Exactly as they appear, set down all of the records.

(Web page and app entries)
▶

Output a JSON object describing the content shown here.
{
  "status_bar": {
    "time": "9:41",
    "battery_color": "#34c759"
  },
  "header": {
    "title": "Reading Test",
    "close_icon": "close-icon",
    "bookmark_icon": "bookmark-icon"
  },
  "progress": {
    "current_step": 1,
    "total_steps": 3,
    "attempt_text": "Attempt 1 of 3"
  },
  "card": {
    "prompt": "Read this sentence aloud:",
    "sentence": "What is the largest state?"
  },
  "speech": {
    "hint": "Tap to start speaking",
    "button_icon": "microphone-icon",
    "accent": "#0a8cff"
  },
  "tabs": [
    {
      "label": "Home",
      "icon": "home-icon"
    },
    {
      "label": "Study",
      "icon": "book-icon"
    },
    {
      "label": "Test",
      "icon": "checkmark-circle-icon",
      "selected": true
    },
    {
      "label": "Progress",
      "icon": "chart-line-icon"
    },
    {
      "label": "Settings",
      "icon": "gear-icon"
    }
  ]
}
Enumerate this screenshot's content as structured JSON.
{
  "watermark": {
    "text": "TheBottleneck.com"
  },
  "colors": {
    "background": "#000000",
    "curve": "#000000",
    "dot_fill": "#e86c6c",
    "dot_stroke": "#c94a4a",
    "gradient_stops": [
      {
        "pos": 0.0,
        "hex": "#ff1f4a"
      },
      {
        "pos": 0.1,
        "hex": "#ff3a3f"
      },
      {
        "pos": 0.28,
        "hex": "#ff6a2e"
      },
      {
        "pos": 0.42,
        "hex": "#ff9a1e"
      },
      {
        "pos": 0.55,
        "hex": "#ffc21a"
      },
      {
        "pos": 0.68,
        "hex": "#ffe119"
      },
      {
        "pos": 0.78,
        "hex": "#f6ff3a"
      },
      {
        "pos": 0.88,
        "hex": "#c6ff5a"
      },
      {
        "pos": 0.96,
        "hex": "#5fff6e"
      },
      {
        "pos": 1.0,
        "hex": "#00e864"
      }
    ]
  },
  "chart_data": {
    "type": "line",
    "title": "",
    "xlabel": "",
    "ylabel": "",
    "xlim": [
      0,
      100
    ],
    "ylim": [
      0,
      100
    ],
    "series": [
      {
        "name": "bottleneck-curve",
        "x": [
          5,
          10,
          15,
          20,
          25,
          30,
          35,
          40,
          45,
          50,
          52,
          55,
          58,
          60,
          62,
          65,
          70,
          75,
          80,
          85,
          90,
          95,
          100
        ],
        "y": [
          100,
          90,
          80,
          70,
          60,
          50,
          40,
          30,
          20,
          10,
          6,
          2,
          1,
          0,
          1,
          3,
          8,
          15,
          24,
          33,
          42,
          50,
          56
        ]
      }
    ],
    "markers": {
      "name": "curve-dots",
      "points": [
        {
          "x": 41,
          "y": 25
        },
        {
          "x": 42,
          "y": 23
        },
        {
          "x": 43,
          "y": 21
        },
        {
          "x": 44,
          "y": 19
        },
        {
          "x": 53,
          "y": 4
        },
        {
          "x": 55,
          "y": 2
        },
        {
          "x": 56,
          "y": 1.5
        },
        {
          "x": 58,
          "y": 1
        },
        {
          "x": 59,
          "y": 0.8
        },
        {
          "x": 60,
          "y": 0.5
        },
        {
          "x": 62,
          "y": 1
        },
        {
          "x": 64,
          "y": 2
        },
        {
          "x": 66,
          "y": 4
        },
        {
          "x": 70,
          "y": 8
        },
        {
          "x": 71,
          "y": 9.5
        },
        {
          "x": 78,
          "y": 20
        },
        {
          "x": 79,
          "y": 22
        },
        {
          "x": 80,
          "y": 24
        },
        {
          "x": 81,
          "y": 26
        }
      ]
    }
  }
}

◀

*Task result*:
Output a JSON object describing the content shown here.
{
  "status_bar": {
    "time": "9:41",
    "battery_color": "#34c759"
  },
  "header": {
    "title": "Reading Test",
    "close_icon": "close-icon",
    "bookmark_icon": "bookmark-icon"
  },
  "progress": {
    "current_step": 1,
    "total_steps": 3,
    "attempt_text": "Attempt 1 of 3"
  },
  "card": {
    "prompt": "Read this sentence aloud:",
    "sentence": "What is the largest state?"
  },
  "speech": {
    "hint": "Tap to start speaking",
    "button_icon": "microphone-icon",
    "accent": "#0a8cff"
  },
  "tabs": [
    {
      "label": "Home",
      "icon": "home-icon"
    },
    {
      "label": "Study",
      "icon": "book-icon"
    },
    {
      "label": "Test",
      "icon": "checkmark-circle-icon",
      "selected": true
    },
    {
      "label": "Progress",
      "icon": "chart-line-icon"
    },
    {
      "label": "Settings",
      "icon": "gear-icon"
    }
  ]
}
Enumerate this screenshot's content as structured JSON.
{
  "watermark": {
    "text": "TheBottleneck.com"
  },
  "colors": {
    "background": "#000000",
    "curve": "#000000",
    "dot_fill": "#e86c6c",
    "dot_stroke": "#c94a4a",
    "gradient_stops": [
      {
        "pos": 0.0,
        "hex": "#ff1f4a"
      },
      {
        "pos": 0.1,
        "hex": "#ff3a3f"
      },
      {
        "pos": 0.28,
        "hex": "#ff6a2e"
      },
      {
        "pos": 0.42,
        "hex": "#ff9a1e"
      },
      {
        "pos": 0.55,
        "hex": "#ffc21a"
      },
      {
        "pos": 0.68,
        "hex": "#ffe119"
      },
      {
        "pos": 0.78,
        "hex": "#f6ff3a"
      },
      {
        "pos": 0.88,
        "hex": "#c6ff5a"
      },
      {
        "pos": 0.96,
        "hex": "#5fff6e"
      },
      {
        "pos": 1.0,
        "hex": "#00e864"
      }
    ]
  },
  "chart_data": {
    "type": "line",
    "title": "",
    "xlabel": "",
    "ylabel": "",
    "xlim": [
      0,
      100
    ],
    "ylim": [
      0,
      100
    ],
    "series": [
      {
        "name": "bottleneck-curve",
        "x": [
          5,
          10,
          15,
          20,
          25,
          30,
          35,
          40,
          45,
          50,
          52,
          55,
          58,
          60,
          62,
          65,
          70,
          75,
          80,
          85,
          90,
          95,
          100
        ],
        "y": [
          100,
          90,
          80,
          70,
          60,
          50,
          40,
          30,
          20,
          10,
          6,
          2,
          1,
          0,
          1,
          3,
          8,
          15,
          24,
          33,
          42,
          50,
          56
        ]
      }
    ],
    "markers": {
      "name": "curve-dots",
      "points": [
        {
          "x": 41,
          "y": 25
        },
        {
          "x": 42,
          "y": 23
        },
        {
          "x": 43,
          "y": 21
        },
        {
          "x": 44,
          "y": 19
        },
        {
          "x": 53,
          "y": 4
        },
        {
          "x": 55,
          "y": 2
        },
        {
          "x": 56,
          "y": 1.5
        },
        {
          "x": 58,
          "y": 1
        },
        {
          "x": 59,
          "y": 0.8
        },
        {
          "x": 60,
          "y": 0.5
        },
        {
          "x": 62,
          "y": 1
        },
        {
          "x": 64,
          "y": 2
        },
        {
          "x": 66,
          "y": 4
        },
        {
          "x": 70,
          "y": 8
        },
        {
          "x": 71,
          "y": 9.5
        },
        {
          "x": 78,
          "y": 20
        },
        {
          "x": 79,
          "y": 22
        },
        {
          "x": 80,
          "y": 24
        },
        {
          "x": 81,
          "y": 26
        }
      ]
    }
  }
}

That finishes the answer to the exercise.